## The gamma function

### Proving holomorphicity and other properties

The gamma funcion $\Gamma$ is a special function in mathematical analysis. For complex $z$ in the right half plane, we define $$\Gamma(z) := \int_{0}^{\infty}t^{z-1}e^{-t}dt. \label{eq1}$$ It turns out that $\Gamma$ is holomorphic and satisfies $\Gamma(z + 1) = z\Gamma(z)$ for all $z$ with Re $z > 0$. This last property means that the gamma function can be thought of as a generalization of the factorial function to real and complex numbers. To be more precise, if $n$ is an integer then $\Gamma(n) = (n-1)!$.

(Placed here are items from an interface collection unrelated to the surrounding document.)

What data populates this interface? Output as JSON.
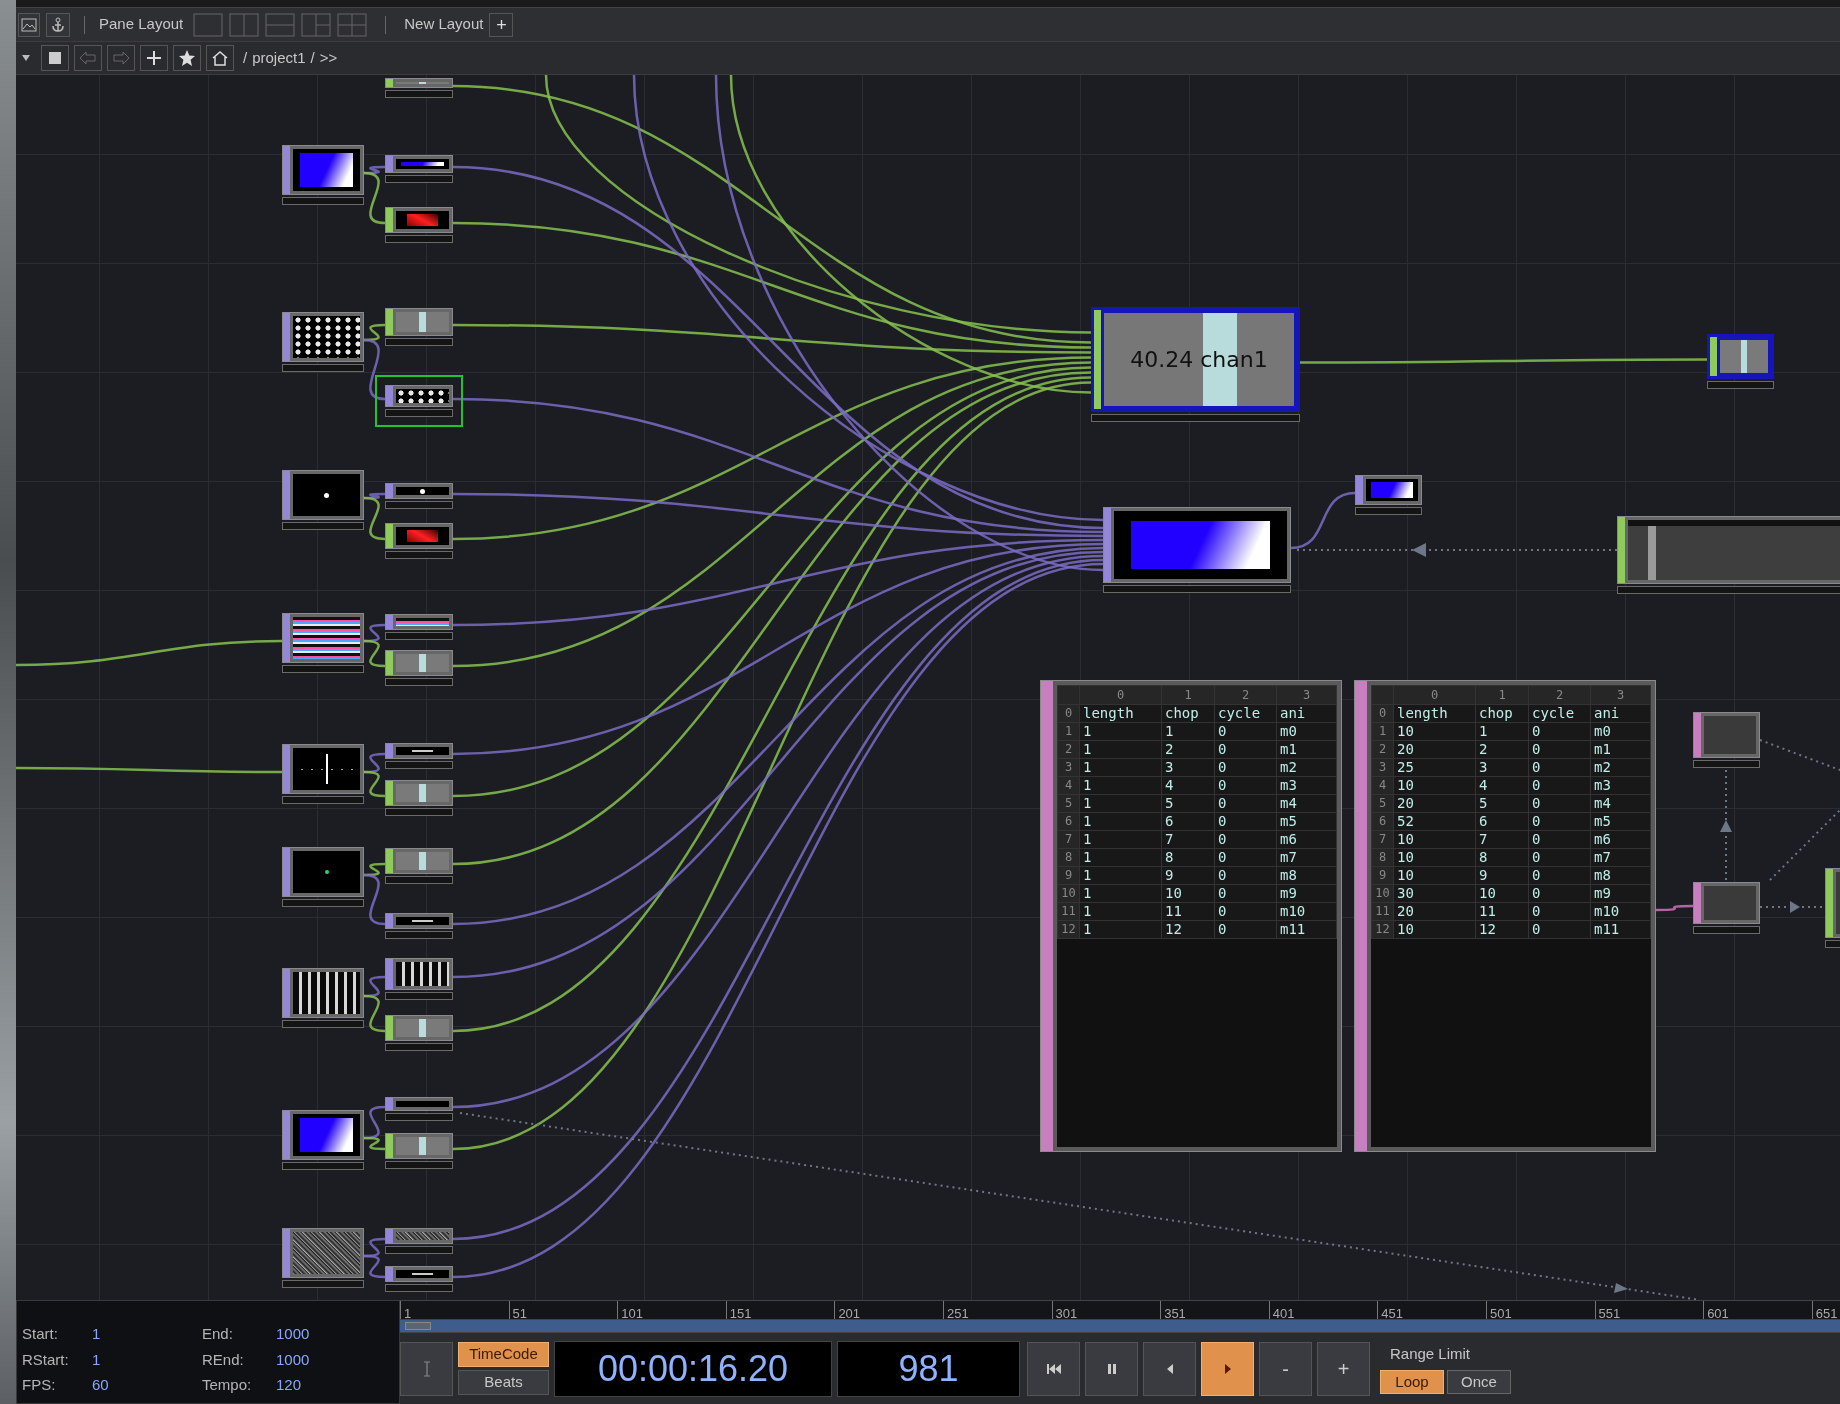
{
  "toolbar": {
    "pane_layout_label": "Pane Layout",
    "new_layout_label": "New Layout",
    "add_layout_button": "+"
  },
  "path_bar": {
    "segments": [
      "/",
      "project1",
      "/",
      ">>"
    ]
  },
  "network": {
    "nodes": [
      {
        "kind": "top",
        "selected": false
      },
      {
        "kind": "top",
        "selected": false
      },
      {
        "kind": "top",
        "selected": false
      },
      {
        "kind": "top",
        "selected": false
      },
      {
        "kind": "top",
        "selected": false
      },
      {
        "kind": "top",
        "selected": false
      },
      {
        "kind": "top",
        "selected": false
      },
      {
        "kind": "top",
        "selected": false
      },
      {
        "kind": "top",
        "selected": false
      },
      {
        "kind": "chop",
        "selected": false
      },
      {
        "kind": "top",
        "selected": false
      },
      {
        "kind": "chop",
        "selected": false
      },
      {
        "kind": "chop",
        "selected": false
      },
      {
        "kind": "top",
        "selected": true
      },
      {
        "kind": "top",
        "selected": false
      },
      {
        "kind": "chop",
        "selected": false
      },
      {
        "kind": "top",
        "selected": false
      },
      {
        "kind": "chop",
        "selected": false
      },
      {
        "kind": "top",
        "selected": false
      },
      {
        "kind": "chop",
        "selected": false
      },
      {
        "kind": "chop",
        "selected": false
      },
      {
        "kind": "top",
        "selected": false
      },
      {
        "kind": "top",
        "selected": false
      },
      {
        "kind": "chop",
        "selected": false
      },
      {
        "kind": "top",
        "selected": false
      },
      {
        "kind": "chop",
        "selected": false
      },
      {
        "kind": "top",
        "selected": false
      },
      {
        "kind": "top",
        "selected": false
      },
      {
        "kind": "chop",
        "selected": false,
        "viewer_text": "40.24 chan1"
      },
      {
        "kind": "top",
        "selected": false
      },
      {
        "kind": "top",
        "selected": false
      },
      {
        "kind": "chop",
        "selected": false
      },
      {
        "kind": "chop",
        "selected": false
      },
      {
        "kind": "dat",
        "selected": false
      },
      {
        "kind": "dat",
        "selected": false
      },
      {
        "kind": "chop",
        "selected": false
      }
    ],
    "tables": [
      {
        "columns": [
          "0",
          "1",
          "2",
          "3"
        ],
        "rows": [
          {
            "index": "0",
            "cells": [
              "length",
              "chop",
              "cycle",
              "ani"
            ]
          },
          {
            "index": "1",
            "cells": [
              "1",
              "1",
              "0",
              "m0"
            ]
          },
          {
            "index": "2",
            "cells": [
              "1",
              "2",
              "0",
              "m1"
            ]
          },
          {
            "index": "3",
            "cells": [
              "1",
              "3",
              "0",
              "m2"
            ]
          },
          {
            "index": "4",
            "cells": [
              "1",
              "4",
              "0",
              "m3"
            ]
          },
          {
            "index": "5",
            "cells": [
              "1",
              "5",
              "0",
              "m4"
            ]
          },
          {
            "index": "6",
            "cells": [
              "1",
              "6",
              "0",
              "m5"
            ]
          },
          {
            "index": "7",
            "cells": [
              "1",
              "7",
              "0",
              "m6"
            ]
          },
          {
            "index": "8",
            "cells": [
              "1",
              "8",
              "0",
              "m7"
            ]
          },
          {
            "index": "9",
            "cells": [
              "1",
              "9",
              "0",
              "m8"
            ]
          },
          {
            "index": "10",
            "cells": [
              "1",
              "10",
              "0",
              "m9"
            ]
          },
          {
            "index": "11",
            "cells": [
              "1",
              "11",
              "0",
              "m10"
            ]
          },
          {
            "index": "12",
            "cells": [
              "1",
              "12",
              "0",
              "m11"
            ]
          }
        ]
      },
      {
        "columns": [
          "0",
          "1",
          "2",
          "3"
        ],
        "rows": [
          {
            "index": "0",
            "cells": [
              "length",
              "chop",
              "cycle",
              "ani"
            ]
          },
          {
            "index": "1",
            "cells": [
              "10",
              "1",
              "0",
              "m0"
            ]
          },
          {
            "index": "2",
            "cells": [
              "20",
              "2",
              "0",
              "m1"
            ]
          },
          {
            "index": "3",
            "cells": [
              "25",
              "3",
              "0",
              "m2"
            ]
          },
          {
            "index": "4",
            "cells": [
              "10",
              "4",
              "0",
              "m3"
            ]
          },
          {
            "index": "5",
            "cells": [
              "20",
              "5",
              "0",
              "m4"
            ]
          },
          {
            "index": "6",
            "cells": [
              "52",
              "6",
              "0",
              "m5"
            ]
          },
          {
            "index": "7",
            "cells": [
              "10",
              "7",
              "0",
              "m6"
            ]
          },
          {
            "index": "8",
            "cells": [
              "10",
              "8",
              "0",
              "m7"
            ]
          },
          {
            "index": "9",
            "cells": [
              "10",
              "9",
              "0",
              "m8"
            ]
          },
          {
            "index": "10",
            "cells": [
              "30",
              "10",
              "0",
              "m9"
            ]
          },
          {
            "index": "11",
            "cells": [
              "20",
              "11",
              "0",
              "m10"
            ]
          },
          {
            "index": "12",
            "cells": [
              "10",
              "12",
              "0",
              "m11"
            ]
          }
        ]
      }
    ]
  },
  "timeline": {
    "ruler": [
      "1",
      "51",
      "101",
      "151",
      "201",
      "251",
      "301",
      "351",
      "401",
      "451",
      "501",
      "551",
      "601",
      "651"
    ]
  },
  "range_panel": {
    "fields": [
      {
        "label": "Start:",
        "value": "1"
      },
      {
        "label": "End:",
        "value": "1000"
      },
      {
        "label": "RStart:",
        "value": "1"
      },
      {
        "label": "REnd:",
        "value": "1000"
      },
      {
        "label": "FPS:",
        "value": "60"
      },
      {
        "label": "Tempo:",
        "value": "120"
      }
    ]
  },
  "transport": {
    "time_modes": [
      {
        "label": "TimeCode",
        "selected": true
      },
      {
        "label": "Beats",
        "selected": false
      }
    ],
    "timecode": "00:00:16.20",
    "frame": "981",
    "buttons": [
      {
        "kind": "rewind",
        "selected": false
      },
      {
        "kind": "pause",
        "selected": false
      },
      {
        "kind": "step-back",
        "selected": false
      },
      {
        "kind": "play",
        "selected": true
      },
      {
        "kind": "text",
        "label": "-",
        "selected": false
      },
      {
        "kind": "text",
        "label": "+",
        "selected": false
      }
    ],
    "range_limit_label": "Range Limit",
    "range_modes": [
      {
        "label": "Loop",
        "selected": true
      },
      {
        "label": "Once",
        "selected": false
      }
    ]
  }
}
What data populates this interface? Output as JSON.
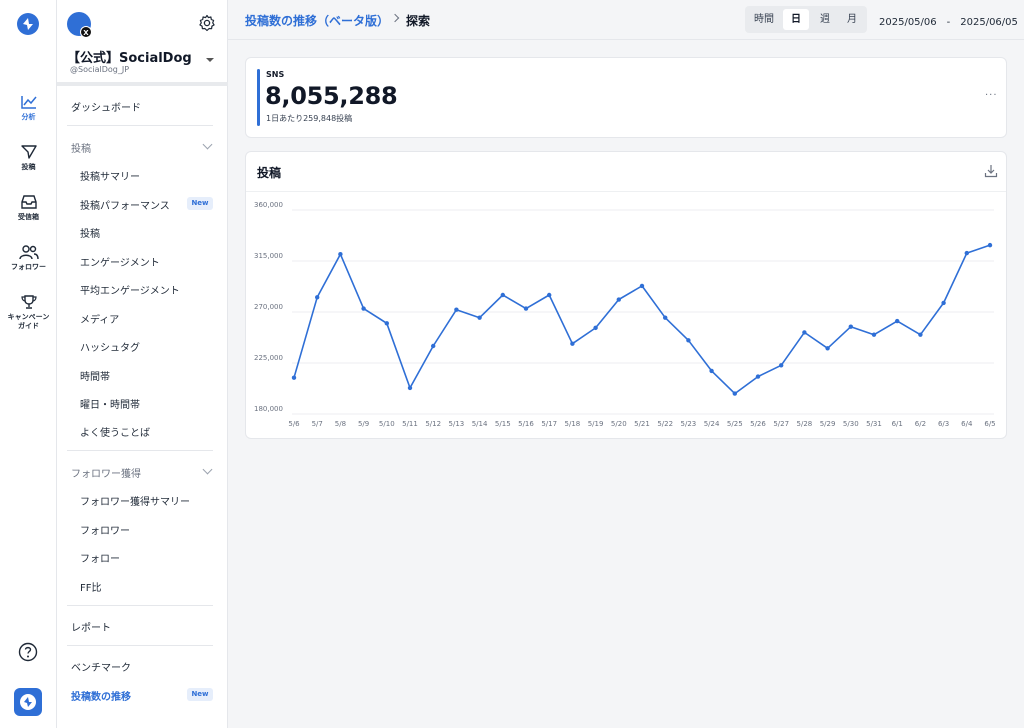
{
  "rail": {
    "items": [
      {
        "label": "分析",
        "icon": "analytics-icon"
      },
      {
        "label": "投稿",
        "icon": "send-icon"
      },
      {
        "label": "受信箱",
        "icon": "inbox-icon"
      },
      {
        "label": "フォロワー",
        "icon": "followers-icon"
      },
      {
        "label": "キャンペーン",
        "label2": "ガイド",
        "icon": "trophy-icon"
      }
    ]
  },
  "account": {
    "name": "【公式】SocialDog",
    "handle": "@SocialDog_JP",
    "network_badge": "X"
  },
  "sidebar": {
    "dashboard": "ダッシュボード",
    "posts_group": "投稿",
    "posts_items": [
      "投稿サマリー",
      "投稿パフォーマンス",
      "投稿",
      "エンゲージメント",
      "平均エンゲージメント",
      "メディア",
      "ハッシュタグ",
      "時間帯",
      "曜日・時間帯",
      "よく使うことば"
    ],
    "follower_group": "フォロワー獲得",
    "follower_items": [
      "フォロワー獲得サマリー",
      "フォロワー",
      "フォロー",
      "FF比"
    ],
    "report": "レポート",
    "benchmark": "ベンチマーク",
    "post_trend": "投稿数の推移",
    "new_badge": "New"
  },
  "header": {
    "crumb_parent": "投稿数の推移（ベータ版）",
    "crumb_current": "探索",
    "granularity": [
      "時間",
      "日",
      "週",
      "月"
    ],
    "granularity_selected": "日",
    "date_range": "2025/05/06　-　2025/06/05"
  },
  "stat": {
    "label": "SNS",
    "value": "8,055,288",
    "sub": "1日あたり259,848投稿",
    "more": "···"
  },
  "chart_card": {
    "title": "投稿"
  },
  "colors": {
    "accent": "#2f6fd6",
    "line": "#2f6fd6"
  },
  "chart_data": {
    "type": "line",
    "title": "投稿",
    "categories": [
      "5/6",
      "5/7",
      "5/8",
      "5/9",
      "5/10",
      "5/11",
      "5/12",
      "5/13",
      "5/14",
      "5/15",
      "5/16",
      "5/17",
      "5/18",
      "5/19",
      "5/20",
      "5/21",
      "5/22",
      "5/23",
      "5/24",
      "5/25",
      "5/26",
      "5/27",
      "5/28",
      "5/29",
      "5/30",
      "5/31",
      "6/1",
      "6/2",
      "6/3",
      "6/4",
      "6/5"
    ],
    "values": [
      212000,
      283000,
      321000,
      273000,
      260000,
      203000,
      240000,
      272000,
      265000,
      285000,
      273000,
      285000,
      242000,
      256000,
      281000,
      293000,
      265000,
      245000,
      218000,
      198000,
      213000,
      223000,
      252000,
      238000,
      257000,
      250000,
      262000,
      250000,
      278000,
      322000,
      329000
    ],
    "y_ticks": [
      "360,000",
      "315,000",
      "270,000",
      "225,000",
      "180,000"
    ],
    "ylim": [
      180000,
      360000
    ],
    "grid": true,
    "legend": "none"
  }
}
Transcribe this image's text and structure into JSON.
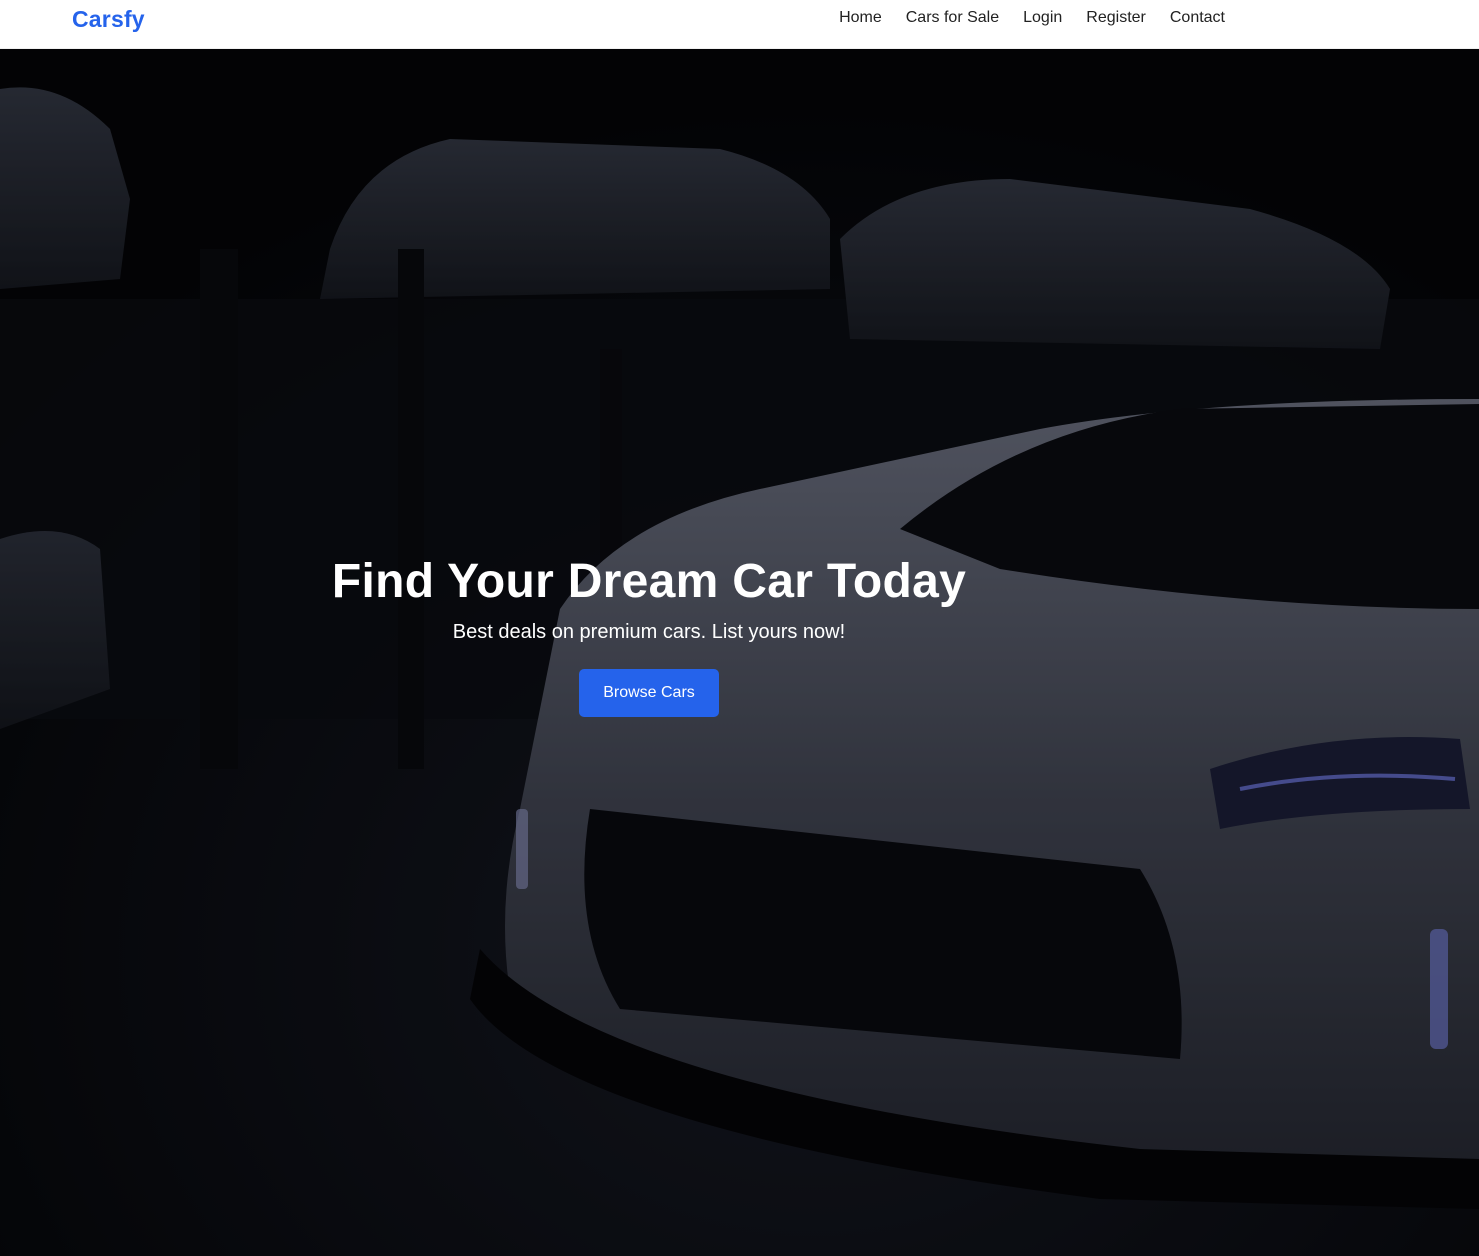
{
  "nav": {
    "brand": "Carsfy",
    "links": [
      "Home",
      "Cars for Sale",
      "Login",
      "Register",
      "Contact"
    ]
  },
  "hero": {
    "title": "Find Your Dream Car Today",
    "subtitle": "Best deals on premium cars. List yours now!",
    "cta_label": "Browse Cars",
    "background_image": "dark showroom with sports cars"
  },
  "colors": {
    "brand": "#2563eb",
    "cta": "#2563eb",
    "hero_overlay": "#07080d"
  }
}
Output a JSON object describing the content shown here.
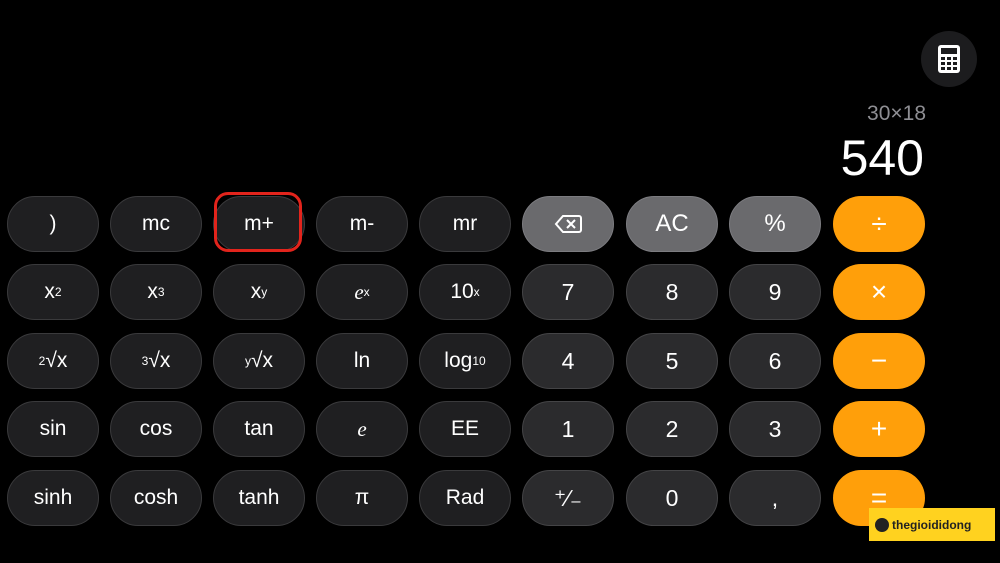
{
  "display": {
    "expression": "30×18",
    "result": "540"
  },
  "keys": {
    "r0": {
      "c0": ")",
      "c1": "mc",
      "c2": "m+",
      "c3": "m-",
      "c4": "mr",
      "c5": "⌫",
      "c6": "AC",
      "c7": "%",
      "c8": "÷"
    },
    "r1": {
      "c0": "x",
      "c0s": "2",
      "c1": "x",
      "c1s": "3",
      "c2": "x",
      "c2s": "y",
      "c3": "e",
      "c3s": "x",
      "c4": "10",
      "c4s": "x",
      "c5": "7",
      "c6": "8",
      "c7": "9",
      "c8": "×"
    },
    "r2": {
      "c0": "√x",
      "c0s": "2",
      "c1": "√x",
      "c1s": "3",
      "c2": "√x",
      "c2s": "y",
      "c3": "ln",
      "c4": "log",
      "c4s": "10",
      "c5": "4",
      "c6": "5",
      "c7": "6",
      "c8": "−"
    },
    "r3": {
      "c0": "sin",
      "c1": "cos",
      "c2": "tan",
      "c3": "e",
      "c4": "EE",
      "c5": "1",
      "c6": "2",
      "c7": "3",
      "c8": "+"
    },
    "r4": {
      "c0": "sinh",
      "c1": "cosh",
      "c2": "tanh",
      "c3": "π",
      "c4": "Rad",
      "c5": "⁺∕₋",
      "c6": "0",
      "c7": ",",
      "c8": "="
    }
  },
  "watermark": "thegioididong",
  "colors": {
    "operator": "#ff9f0a",
    "highlight": "#e2241c"
  }
}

## A Borel set that is neither $F_{\sigma}$ nor $G_{\delta}$
$F_{\sigma}$ and $G_{\delta}$ sets are two classes of sets which are quite ubiquitous in the Borel $\sigma$-algebra of $\mathbb{R}^{n}$. Their names come from a combination of French and German. $F_{\sigma}$ comes from the French words “fermé” meaning “closed” and “somme” meaning, well, “sum”. Together the meaning is a union of closed sets. So a set is $F_{\sigma}$ if it is a countable union of closed sets. Similarly, $G_{\delta}$ comes from the German words “gebiet” meaning an open set and “durchschnitt” meaning intersection. So a set is $G_{\delta}$ if it the countable intersection of open sets.